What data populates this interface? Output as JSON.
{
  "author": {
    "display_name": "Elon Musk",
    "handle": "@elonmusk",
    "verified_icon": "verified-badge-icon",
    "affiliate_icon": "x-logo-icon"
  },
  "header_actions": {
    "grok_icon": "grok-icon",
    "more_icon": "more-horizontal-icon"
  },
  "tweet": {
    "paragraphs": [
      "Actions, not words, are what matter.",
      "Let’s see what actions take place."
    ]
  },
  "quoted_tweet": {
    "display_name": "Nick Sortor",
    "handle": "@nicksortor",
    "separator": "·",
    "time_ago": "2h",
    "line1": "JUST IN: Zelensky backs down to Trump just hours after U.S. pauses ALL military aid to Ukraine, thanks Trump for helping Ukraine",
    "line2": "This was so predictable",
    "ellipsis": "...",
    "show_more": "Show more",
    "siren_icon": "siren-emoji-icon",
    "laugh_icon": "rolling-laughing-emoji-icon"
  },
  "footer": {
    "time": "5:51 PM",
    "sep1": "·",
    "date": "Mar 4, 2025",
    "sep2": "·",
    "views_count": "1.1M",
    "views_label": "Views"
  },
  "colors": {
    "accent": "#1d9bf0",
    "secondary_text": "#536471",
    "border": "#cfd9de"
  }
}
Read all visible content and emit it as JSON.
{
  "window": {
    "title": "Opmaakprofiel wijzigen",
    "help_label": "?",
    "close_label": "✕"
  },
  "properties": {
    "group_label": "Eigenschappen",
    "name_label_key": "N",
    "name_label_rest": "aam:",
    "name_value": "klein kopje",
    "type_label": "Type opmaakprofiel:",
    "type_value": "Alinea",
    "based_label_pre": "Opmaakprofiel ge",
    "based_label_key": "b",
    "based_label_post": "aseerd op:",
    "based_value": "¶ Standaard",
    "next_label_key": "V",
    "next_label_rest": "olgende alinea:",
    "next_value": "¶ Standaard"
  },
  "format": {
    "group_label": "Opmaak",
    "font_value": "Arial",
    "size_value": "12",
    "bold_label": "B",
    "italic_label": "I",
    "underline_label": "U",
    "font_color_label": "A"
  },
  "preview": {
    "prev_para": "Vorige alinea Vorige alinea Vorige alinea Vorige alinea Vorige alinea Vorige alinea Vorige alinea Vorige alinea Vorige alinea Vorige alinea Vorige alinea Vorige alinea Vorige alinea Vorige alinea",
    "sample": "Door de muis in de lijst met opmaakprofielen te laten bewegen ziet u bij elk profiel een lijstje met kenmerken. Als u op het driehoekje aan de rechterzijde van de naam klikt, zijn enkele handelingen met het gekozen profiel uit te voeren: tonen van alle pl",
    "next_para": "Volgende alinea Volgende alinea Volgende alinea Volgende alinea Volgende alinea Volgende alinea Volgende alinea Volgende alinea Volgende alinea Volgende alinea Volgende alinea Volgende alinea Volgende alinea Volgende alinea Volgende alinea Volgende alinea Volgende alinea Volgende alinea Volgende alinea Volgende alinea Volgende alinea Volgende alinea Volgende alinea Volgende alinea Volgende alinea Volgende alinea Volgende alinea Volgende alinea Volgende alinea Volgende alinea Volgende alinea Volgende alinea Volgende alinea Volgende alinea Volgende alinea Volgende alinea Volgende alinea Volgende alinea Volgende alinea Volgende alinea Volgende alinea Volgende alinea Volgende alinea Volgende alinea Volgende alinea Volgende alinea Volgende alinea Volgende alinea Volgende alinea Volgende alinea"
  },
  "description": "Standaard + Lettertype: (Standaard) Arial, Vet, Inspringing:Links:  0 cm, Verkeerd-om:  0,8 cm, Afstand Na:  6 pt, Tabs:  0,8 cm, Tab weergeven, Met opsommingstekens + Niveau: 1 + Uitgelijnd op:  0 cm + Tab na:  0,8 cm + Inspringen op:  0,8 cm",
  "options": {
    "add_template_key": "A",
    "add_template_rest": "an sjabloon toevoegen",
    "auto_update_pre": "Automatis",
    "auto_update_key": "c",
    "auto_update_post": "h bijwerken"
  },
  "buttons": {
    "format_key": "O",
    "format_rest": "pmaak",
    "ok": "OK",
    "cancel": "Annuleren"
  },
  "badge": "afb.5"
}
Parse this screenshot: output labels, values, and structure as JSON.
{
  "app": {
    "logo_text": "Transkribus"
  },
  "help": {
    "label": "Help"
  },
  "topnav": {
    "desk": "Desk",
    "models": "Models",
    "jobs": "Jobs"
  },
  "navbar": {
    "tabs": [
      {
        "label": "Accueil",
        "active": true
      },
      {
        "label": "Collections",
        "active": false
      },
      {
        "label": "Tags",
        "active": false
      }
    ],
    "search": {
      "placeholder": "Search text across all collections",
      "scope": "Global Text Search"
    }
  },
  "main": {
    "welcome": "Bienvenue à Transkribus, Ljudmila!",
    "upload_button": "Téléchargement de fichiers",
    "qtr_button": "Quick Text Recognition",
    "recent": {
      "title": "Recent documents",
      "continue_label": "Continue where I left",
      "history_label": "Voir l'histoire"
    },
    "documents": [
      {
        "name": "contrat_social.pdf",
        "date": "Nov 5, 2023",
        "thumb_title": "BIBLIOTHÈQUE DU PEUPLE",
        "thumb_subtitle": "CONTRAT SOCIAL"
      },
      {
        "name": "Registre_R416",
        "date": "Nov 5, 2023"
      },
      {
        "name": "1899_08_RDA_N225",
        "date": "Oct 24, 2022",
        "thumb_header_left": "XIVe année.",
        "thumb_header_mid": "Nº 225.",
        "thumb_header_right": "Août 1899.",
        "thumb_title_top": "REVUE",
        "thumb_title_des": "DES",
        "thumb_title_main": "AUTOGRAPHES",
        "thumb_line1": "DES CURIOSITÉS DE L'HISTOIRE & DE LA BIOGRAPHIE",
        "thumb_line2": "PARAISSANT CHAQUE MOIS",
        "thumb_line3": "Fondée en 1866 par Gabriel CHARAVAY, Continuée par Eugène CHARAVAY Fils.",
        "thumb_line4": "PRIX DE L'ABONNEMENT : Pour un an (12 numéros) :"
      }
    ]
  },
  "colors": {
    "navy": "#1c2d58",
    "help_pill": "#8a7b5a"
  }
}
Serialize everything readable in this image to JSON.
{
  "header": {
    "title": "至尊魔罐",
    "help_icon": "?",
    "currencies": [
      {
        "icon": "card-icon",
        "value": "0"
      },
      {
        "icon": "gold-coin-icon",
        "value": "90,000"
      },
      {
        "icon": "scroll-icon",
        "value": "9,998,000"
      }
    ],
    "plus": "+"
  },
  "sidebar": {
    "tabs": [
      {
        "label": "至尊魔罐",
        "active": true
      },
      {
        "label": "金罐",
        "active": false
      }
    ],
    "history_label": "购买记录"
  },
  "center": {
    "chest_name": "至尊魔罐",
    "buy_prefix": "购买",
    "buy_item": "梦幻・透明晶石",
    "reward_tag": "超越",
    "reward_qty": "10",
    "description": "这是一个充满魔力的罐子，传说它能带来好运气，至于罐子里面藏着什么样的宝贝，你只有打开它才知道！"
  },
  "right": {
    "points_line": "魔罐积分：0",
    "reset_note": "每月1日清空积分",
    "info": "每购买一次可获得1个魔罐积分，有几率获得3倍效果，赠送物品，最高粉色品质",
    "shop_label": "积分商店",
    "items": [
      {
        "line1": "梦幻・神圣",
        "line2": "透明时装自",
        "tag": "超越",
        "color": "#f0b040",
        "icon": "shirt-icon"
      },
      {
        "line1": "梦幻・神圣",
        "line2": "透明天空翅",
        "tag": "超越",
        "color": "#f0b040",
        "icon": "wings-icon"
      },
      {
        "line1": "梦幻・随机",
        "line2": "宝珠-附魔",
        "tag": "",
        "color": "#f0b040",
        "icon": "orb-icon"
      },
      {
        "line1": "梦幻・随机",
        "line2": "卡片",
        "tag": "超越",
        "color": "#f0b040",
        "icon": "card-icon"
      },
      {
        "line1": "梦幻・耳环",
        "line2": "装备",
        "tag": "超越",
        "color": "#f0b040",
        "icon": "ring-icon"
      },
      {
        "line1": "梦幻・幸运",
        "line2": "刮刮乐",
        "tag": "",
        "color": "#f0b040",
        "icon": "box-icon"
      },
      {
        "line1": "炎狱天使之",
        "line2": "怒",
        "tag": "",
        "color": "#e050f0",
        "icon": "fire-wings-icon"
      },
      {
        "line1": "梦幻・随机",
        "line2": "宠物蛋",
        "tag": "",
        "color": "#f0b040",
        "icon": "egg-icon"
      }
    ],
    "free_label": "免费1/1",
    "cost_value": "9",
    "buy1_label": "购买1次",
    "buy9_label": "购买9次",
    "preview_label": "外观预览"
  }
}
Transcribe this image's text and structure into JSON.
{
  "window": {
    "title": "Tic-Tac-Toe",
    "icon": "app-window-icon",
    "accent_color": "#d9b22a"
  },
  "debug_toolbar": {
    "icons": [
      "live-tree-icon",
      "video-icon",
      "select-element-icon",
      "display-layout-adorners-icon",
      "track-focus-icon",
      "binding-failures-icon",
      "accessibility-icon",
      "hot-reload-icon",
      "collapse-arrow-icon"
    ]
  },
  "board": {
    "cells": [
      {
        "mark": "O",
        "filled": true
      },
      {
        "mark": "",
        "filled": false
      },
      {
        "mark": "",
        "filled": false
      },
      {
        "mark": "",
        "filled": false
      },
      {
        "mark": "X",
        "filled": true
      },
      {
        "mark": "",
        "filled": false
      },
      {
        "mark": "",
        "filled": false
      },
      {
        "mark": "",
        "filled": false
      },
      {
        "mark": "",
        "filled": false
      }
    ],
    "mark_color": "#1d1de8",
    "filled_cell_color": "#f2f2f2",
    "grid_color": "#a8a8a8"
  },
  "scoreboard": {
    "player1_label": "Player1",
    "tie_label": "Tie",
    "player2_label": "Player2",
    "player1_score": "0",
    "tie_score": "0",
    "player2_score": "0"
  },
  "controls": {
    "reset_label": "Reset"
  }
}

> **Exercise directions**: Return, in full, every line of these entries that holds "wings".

> **Task output**:
        "icon": "wings-icon"
        "icon": "fire-wings-icon"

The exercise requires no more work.